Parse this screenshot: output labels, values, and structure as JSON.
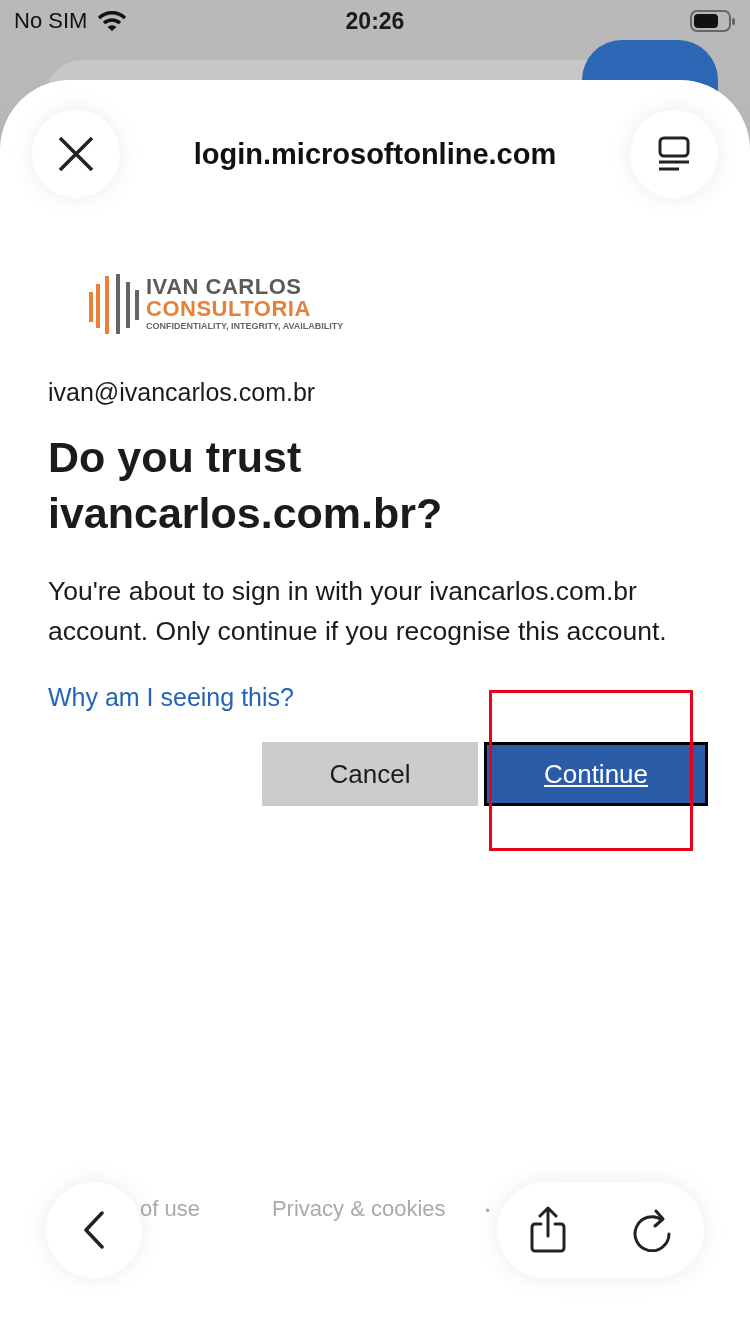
{
  "status_bar": {
    "carrier": "No SIM",
    "time": "20:26"
  },
  "header": {
    "title": "login.microsoftonline.com"
  },
  "logo": {
    "name": "IVAN CARLOS",
    "subtitle": "CONSULTORIA",
    "tagline": "CONFIDENTIALITY, INTEGRITY, AVAILABILITY"
  },
  "account": "ivan@ivancarlos.com.br",
  "heading": "Do you trust ivancarlos.com.br?",
  "message": "You're about to sign in with your ivancarlos.com.br account. Only continue if you recognise this account.",
  "help_link": "Why am I seeing this?",
  "buttons": [
    {
      "label": "Cancel",
      "kind": "secondary"
    },
    {
      "label": "Continue",
      "kind": "primary"
    }
  ],
  "footer": {
    "links": [
      "of use",
      "Privacy & cookies"
    ],
    "separator": "•"
  }
}
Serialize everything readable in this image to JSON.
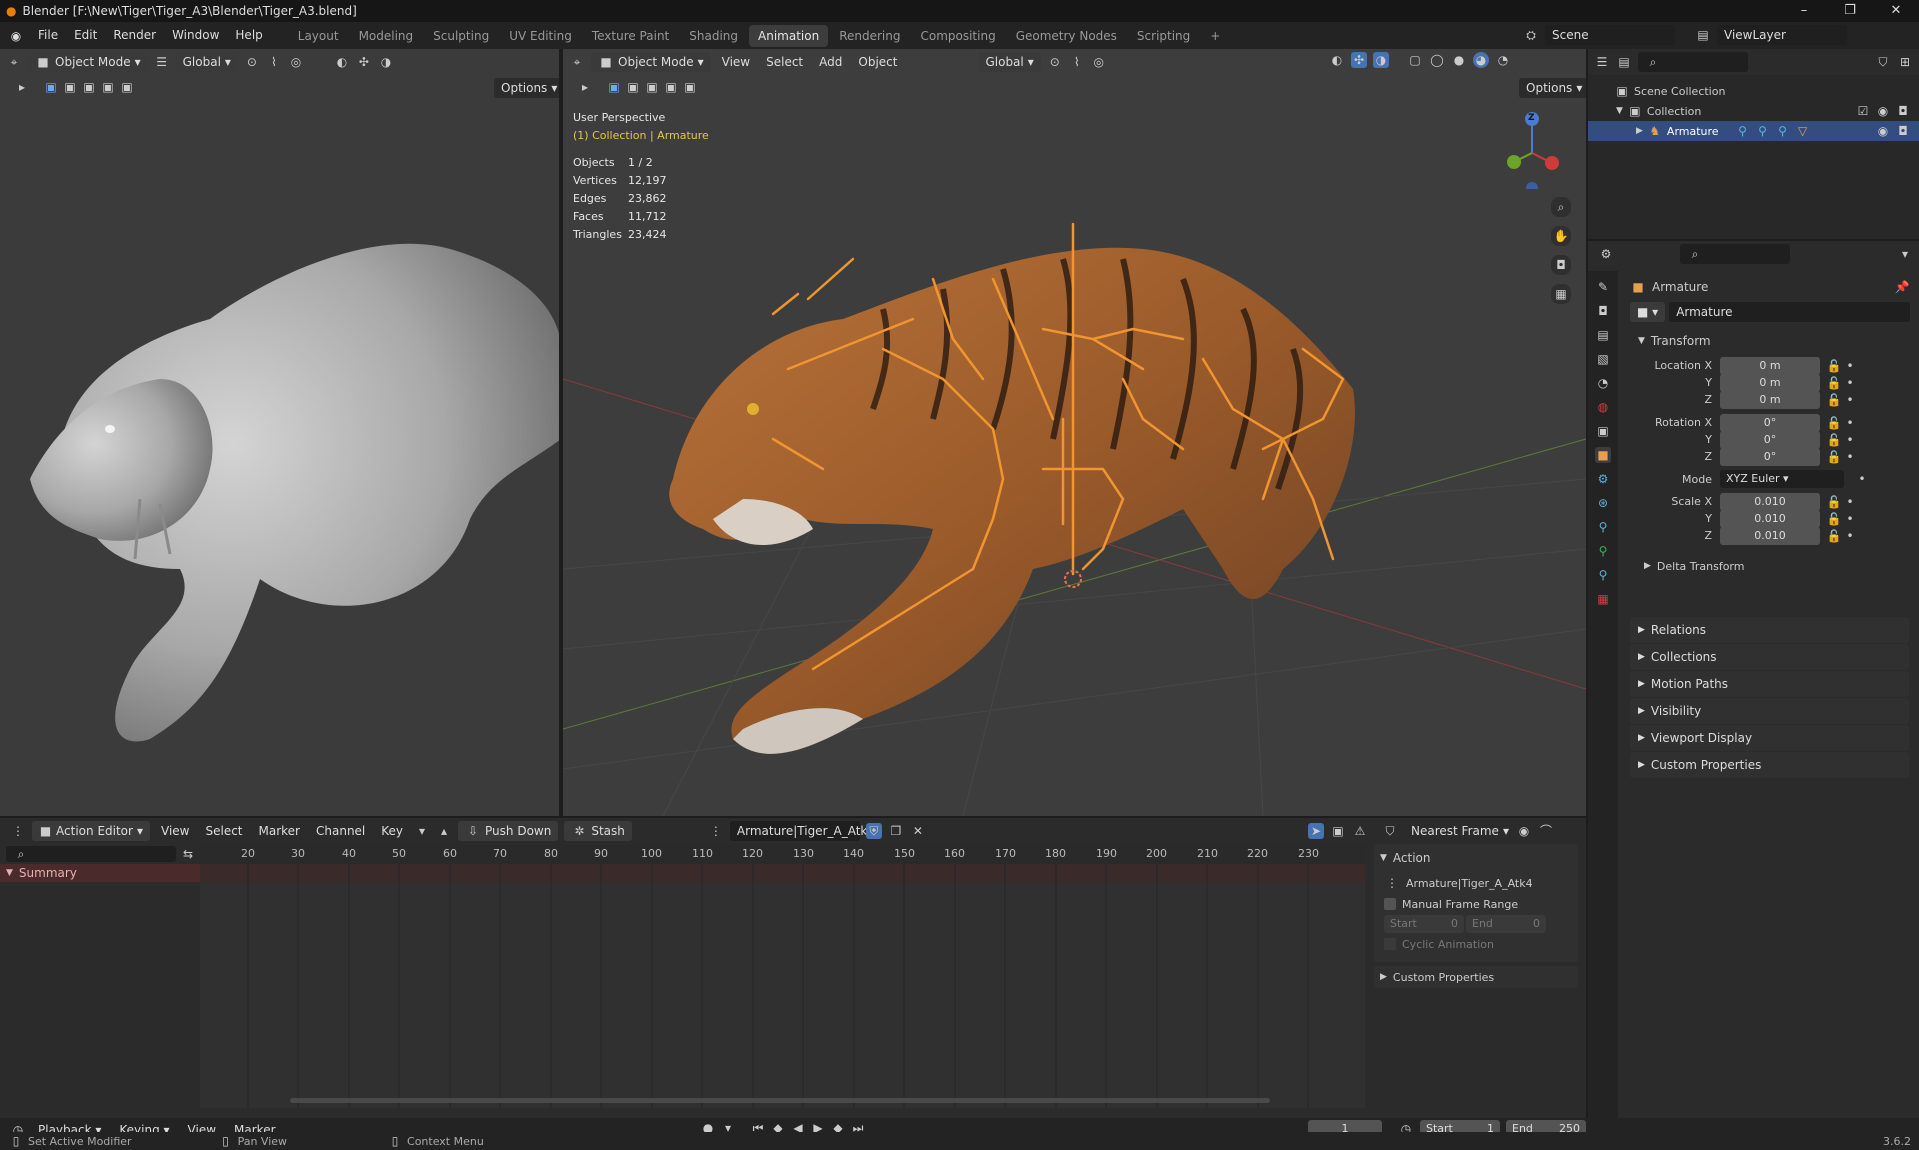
{
  "window": {
    "title": "Blender [F:\\New\\Tiger\\Tiger_A3\\Blender\\Tiger_A3.blend]",
    "minimize": "–",
    "maximize": "❐",
    "close": "✕"
  },
  "topbar": {
    "menus": [
      "File",
      "Edit",
      "Render",
      "Window",
      "Help"
    ],
    "workspaces": [
      "Layout",
      "Modeling",
      "Sculpting",
      "UV Editing",
      "Texture Paint",
      "Shading",
      "Animation",
      "Rendering",
      "Compositing",
      "Geometry Nodes",
      "Scripting"
    ],
    "active_workspace": "Animation",
    "add_tab": "+",
    "scene": "Scene",
    "view_layer": "ViewLayer"
  },
  "left_viewport": {
    "mode": "Object Mode",
    "orientation": "Global",
    "options": "Options"
  },
  "main_viewport": {
    "mode": "Object Mode",
    "menus": [
      "View",
      "Select",
      "Add",
      "Object"
    ],
    "orientation": "Global",
    "options": "Options",
    "perspective": "User Perspective",
    "collection": "(1) Collection | Armature",
    "stats": [
      {
        "label": "Objects",
        "value": "1 / 2"
      },
      {
        "label": "Vertices",
        "value": "12,197"
      },
      {
        "label": "Edges",
        "value": "23,862"
      },
      {
        "label": "Faces",
        "value": "11,712"
      },
      {
        "label": "Triangles",
        "value": "23,424"
      }
    ],
    "gizmo": {
      "z": "Z"
    }
  },
  "outliner": {
    "scene_collection": "Scene Collection",
    "collection": "Collection",
    "armature": "Armature"
  },
  "properties": {
    "object_name": "Armature",
    "data_name": "Armature",
    "transform": "Transform",
    "location": {
      "label": "Location X",
      "x": "0 m",
      "y": "0 m",
      "z": "0 m"
    },
    "rotation": {
      "label": "Rotation X",
      "x": "0°",
      "y": "0°",
      "z": "0°"
    },
    "mode_label": "Mode",
    "mode_value": "XYZ Euler",
    "scale": {
      "label": "Scale X",
      "x": "0.010",
      "y": "0.010",
      "z": "0.010"
    },
    "axis_y": "Y",
    "axis_z": "Z",
    "delta": "Delta Transform",
    "sections": [
      "Relations",
      "Collections",
      "Motion Paths",
      "Visibility",
      "Viewport Display",
      "Custom Properties"
    ]
  },
  "action_editor": {
    "mode": "Action Editor",
    "menus": [
      "View",
      "Select",
      "Marker",
      "Channel",
      "Key"
    ],
    "push_down": "Push Down",
    "stash": "Stash",
    "action_name": "Armature|Tiger_A_Atk4",
    "snap": "Nearest Frame",
    "summary": "Summary",
    "frame_ticks": [
      "20",
      "30",
      "40",
      "50",
      "60",
      "70",
      "80",
      "90",
      "100",
      "110",
      "120",
      "130",
      "140",
      "150",
      "160",
      "170",
      "180",
      "190",
      "200",
      "210",
      "220",
      "230"
    ],
    "panel": {
      "action_header": "Action",
      "action_name": "Armature|Tiger_A_Atk4",
      "manual_range": "Manual Frame Range",
      "start_label": "Start",
      "start_value": "0",
      "end_label": "End",
      "end_value": "0",
      "cyclic": "Cyclic Animation",
      "custom_props": "Custom Properties"
    }
  },
  "timeline": {
    "menus": [
      "Playback",
      "Keying",
      "View",
      "Marker"
    ],
    "current_frame": "1",
    "start_label": "Start",
    "start": "1",
    "end_label": "End",
    "end": "250"
  },
  "statusbar": {
    "hint1": "Set Active Modifier",
    "hint2": "Pan View",
    "hint3": "Context Menu",
    "version": "3.6.2"
  }
}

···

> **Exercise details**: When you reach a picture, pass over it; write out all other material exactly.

> **Response area**:
Parse this screenshot: output labels, values, and structure as JSON.
{
  "status_bar": {
    "carrier": "No SIM",
    "time": "20:26"
  },
  "header": {
    "title": "login.microsoftonline.com"
  },
  "logo": {
    "name": "IVAN CARLOS",
    "subtitle": "CONSULTORIA",
    "tagline": "CONFIDENTIALITY, INTEGRITY, AVAILABILITY"
  },
  "account": "ivan@ivancarlos.com.br",
  "heading": "Do you trust ivancarlos.com.br?",
  "message": "You're about to sign in with your ivancarlos.com.br account. Only continue if you recognise this account.",
  "help_link": "Why am I seeing this?",
  "buttons": [
    {
      "label": "Cancel",
      "kind": "secondary"
    },
    {
      "label": "Continue",
      "kind": "primary"
    }
  ],
  "footer": {
    "links": [
      "of use",
      "Privacy & cookies"
    ],
    "separator": "•"
  }
}
Serialize everything readable in this image to JSON.
{
  "window": {
    "title": "Blender [F:\\New\\Tiger\\Tiger_A3\\Blender\\Tiger_A3.blend]",
    "minimize": "–",
    "maximize": "❐",
    "close": "✕"
  },
  "topbar": {
    "menus": [
      "File",
      "Edit",
      "Render",
      "Window",
      "Help"
    ],
    "workspaces": [
      "Layout",
      "Modeling",
      "Sculpting",
      "UV Editing",
      "Texture Paint",
      "Shading",
      "Animation",
      "Rendering",
      "Compositing",
      "Geometry Nodes",
      "Scripting"
    ],
    "active_workspace": "Animation",
    "add_tab": "+",
    "scene": "Scene",
    "view_layer": "ViewLayer"
  },
  "left_viewport": {
    "mode": "Object Mode",
    "orientation": "Global",
    "options": "Options"
  },
  "main_viewport": {
    "mode": "Object Mode",
    "menus": [
      "View",
      "Select",
      "Add",
      "Object"
    ],
    "orientation": "Global",
    "options": "Options",
    "perspective": "User Perspective",
    "collection": "(1) Collection | Armature",
    "stats": [
      {
        "label": "Objects",
        "value": "1 / 2"
      },
      {
        "label": "Vertices",
        "value": "12,197"
      },
      {
        "label": "Edges",
        "value": "23,862"
      },
      {
        "label": "Faces",
        "value": "11,712"
      },
      {
        "label": "Triangles",
        "value": "23,424"
      }
    ],
    "gizmo": {
      "z": "Z"
    }
  },
  "outliner": {
    "scene_collection": "Scene Collection",
    "collection": "Collection",
    "armature": "Armature"
  },
  "properties": {
    "object_name": "Armature",
    "data_name": "Armature",
    "transform": "Transform",
    "location": {
      "label": "Location X",
      "x": "0 m",
      "y": "0 m",
      "z": "0 m"
    },
    "rotation": {
      "label": "Rotation X",
      "x": "0°",
      "y": "0°",
      "z": "0°"
    },
    "mode_label": "Mode",
    "mode_value": "XYZ Euler",
    "scale": {
      "label": "Scale X",
      "x": "0.010",
      "y": "0.010",
      "z": "0.010"
    },
    "axis_y": "Y",
    "axis_z": "Z",
    "delta": "Delta Transform",
    "sections": [
      "Relations",
      "Collections",
      "Motion Paths",
      "Visibility",
      "Viewport Display",
      "Custom Properties"
    ]
  },
  "action_editor": {
    "mode": "Action Editor",
    "menus": [
      "View",
      "Select",
      "Marker",
      "Channel",
      "Key"
    ],
    "push_down": "Push Down",
    "stash": "Stash",
    "action_name": "Armature|Tiger_A_Atk4",
    "snap": "Nearest Frame",
    "summary": "Summary",
    "frame_ticks": [
      "20",
      "30",
      "40",
      "50",
      "60",
      "70",
      "80",
      "90",
      "100",
      "110",
      "120",
      "130",
      "140",
      "150",
      "160",
      "170",
      "180",
      "190",
      "200",
      "210",
      "220",
      "230"
    ],
    "panel": {
      "action_header": "Action",
      "action_name": "Armature|Tiger_A_Atk4",
      "manual_range": "Manual Frame Range",
      "start_label": "Start",
      "start_value": "0",
      "end_label": "End",
      "end_value": "0",
      "cyclic": "Cyclic Animation",
      "custom_props": "Custom Properties"
    }
  },
  "timeline": {
    "menus": [
      "Playback",
      "Keying",
      "View",
      "Marker"
    ],
    "current_frame": "1",
    "start_label": "Start",
    "start": "1",
    "end_label": "End",
    "end": "250"
  },
  "statusbar": {
    "hint1": "Set Active Modifier",
    "hint2": "Pan View",
    "hint3": "Context Menu",
    "version": "3.6.2"
  }
}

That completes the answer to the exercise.